__ACTIVITY__. The entries below must be retyped exactly. Pictures are to be omitted.

__Items from an interface collection__.
------------------------
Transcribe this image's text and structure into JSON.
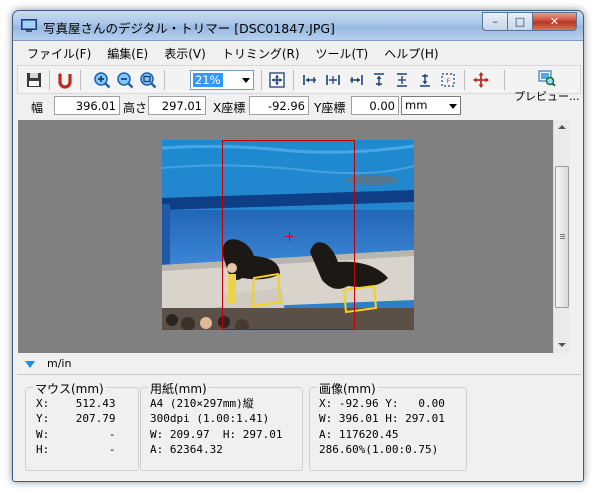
{
  "window": {
    "title": "写真屋さんのデジタル・トリマー [DSC01847.JPG]",
    "controls": {
      "minimize": "–",
      "maximize": "□",
      "close": "✕"
    }
  },
  "menu": [
    {
      "label": "ファイル(F)"
    },
    {
      "label": "編集(E)"
    },
    {
      "label": "表示(V)"
    },
    {
      "label": "トリミング(R)"
    },
    {
      "label": "ツール(T)"
    },
    {
      "label": "ヘルプ(H)"
    }
  ],
  "toolbar": {
    "zoom_value": "21%",
    "preview_label": "プレビュー..."
  },
  "params": {
    "width_label": "幅",
    "width_value": "396.01",
    "height_label": "高さ",
    "height_value": "297.01",
    "x_label": "X座標",
    "x_value": "-92.96",
    "y_label": "Y座標",
    "y_value": "0.00",
    "unit": "mm"
  },
  "unit_toggle_label": "m/in",
  "info": {
    "mouse": {
      "title": "マウス(mm)",
      "lines": [
        "X:    512.43",
        "Y:    207.79",
        "W:         -",
        "H:         -"
      ]
    },
    "paper": {
      "title": "用紙(mm)",
      "lines": [
        "A4 (210×297mm)縦",
        "300dpi (1.00:1.41)",
        "W: 209.97  H: 297.01",
        "A: 62364.32"
      ]
    },
    "image": {
      "title": "画像(mm)",
      "lines": [
        "X: -92.96 Y:   0.00",
        "W: 396.01 H: 297.01",
        "A: 117620.45",
        "286.60%(1.00:0.75)"
      ]
    }
  }
}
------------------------
__RESPONSE TO THIS TASK__.
Transcribe this image's text and structure into JSON.
{
  "window": {
    "title": "写真屋さんのデジタル・トリマー [DSC01847.JPG]",
    "controls": {
      "minimize": "–",
      "maximize": "□",
      "close": "✕"
    }
  },
  "menu": [
    {
      "label": "ファイル(F)"
    },
    {
      "label": "編集(E)"
    },
    {
      "label": "表示(V)"
    },
    {
      "label": "トリミング(R)"
    },
    {
      "label": "ツール(T)"
    },
    {
      "label": "ヘルプ(H)"
    }
  ],
  "toolbar": {
    "zoom_value": "21%",
    "preview_label": "プレビュー..."
  },
  "params": {
    "width_label": "幅",
    "width_value": "396.01",
    "height_label": "高さ",
    "height_value": "297.01",
    "x_label": "X座標",
    "x_value": "-92.96",
    "y_label": "Y座標",
    "y_value": "0.00",
    "unit": "mm"
  },
  "unit_toggle_label": "m/in",
  "info": {
    "mouse": {
      "title": "マウス(mm)",
      "lines": [
        "X:    512.43",
        "Y:    207.79",
        "W:         -",
        "H:         -"
      ]
    },
    "paper": {
      "title": "用紙(mm)",
      "lines": [
        "A4 (210×297mm)縦",
        "300dpi (1.00:1.41)",
        "W: 209.97  H: 297.01",
        "A: 62364.32"
      ]
    },
    "image": {
      "title": "画像(mm)",
      "lines": [
        "X: -92.96 Y:   0.00",
        "W: 396.01 H: 297.01",
        "A: 117620.45",
        "286.60%(1.00:0.75)"
      ]
    }
  }
}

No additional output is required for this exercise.